WTO trade text ‘violates’ Doha mandate

Geneva, October 7:

India has told key negotiators at the World Trade Organisation (WTO) that developing countries will not agree to current trade proposals that ask them to ‘do more’ than wealthy nations in cutting industrial tariffs in the ongoing Doha Round of trade talks.

“Unfortunately in the industrial tariffs text, developing countries are required to do more than developed countries,” Ujal Singh Bhatia, India’s ambassador to the WTO, said on Friday, adding that such demands were a ‘violation’ of the mandate agreed by WTO members at a meeting in Hong Kong.

“We say ‘please respect the mandate before we sign up’,” he added. Bhatia, along with the chief negotiators of US, EU and Brazil, was speaking at a panel discussing agriculture at the WTO Public Forum — an annual event aimed at public consultation on key global trade issues.

The Doha Round of trade talks and at Hong Kong later — that are aimed at making the rules governing international trade equally applicable to all countries in order to ensure that developing countries benefit from global free trade. But the negotiations have teetered on the brink of collapse several times, and the latest attempt to kick start it began on September 3 in Geneva, based on lengthy and complex negotiating texts written up by the three chairs of the negotiations committees on agriculture, industrial market access and services.

Bhatia’s comments came after chief US negotiator Joseph Glauber said negotiators had made a ‘lot of progress’ in the last year. “We now have a text on the table for serious negotiations on Non-Agricultural Market Access and agriculture. The solution lies somewhere in those ranges (proposed in the texts). The US has an idea where they might be. If solutions are to be found they will be found in the text in the next few weeks and months,” Glauber said.

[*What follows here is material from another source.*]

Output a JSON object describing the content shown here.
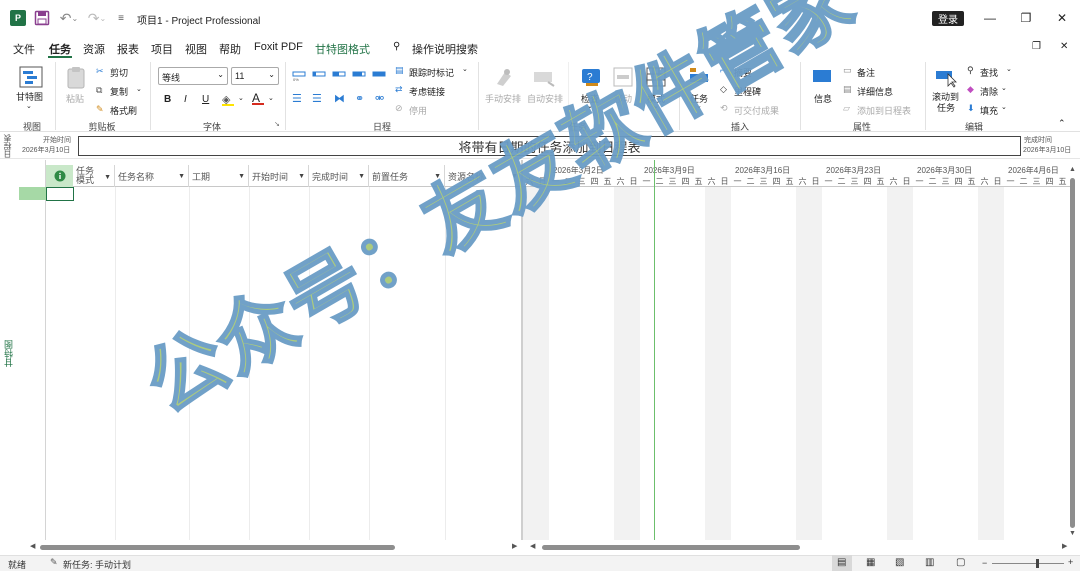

Bhatia also made a strong case for removing a range of agricultural products, such as rice and other staples, from the proposed tariff cuts because they are seen as vital for protecting rural livelihoods, village development and food security.

“Any disruption to the livelihood of farmers can be extremely destabilising for our countries,” the Indian envoy said. “We have to ensure that power of governments to intervene on behalf of farmers is not circumscribed in the negotiations.”

Although mention of these products — known as Special Products — has been left out of the negotiating text, the US has been pushing developing countries hard to narrow down their lists.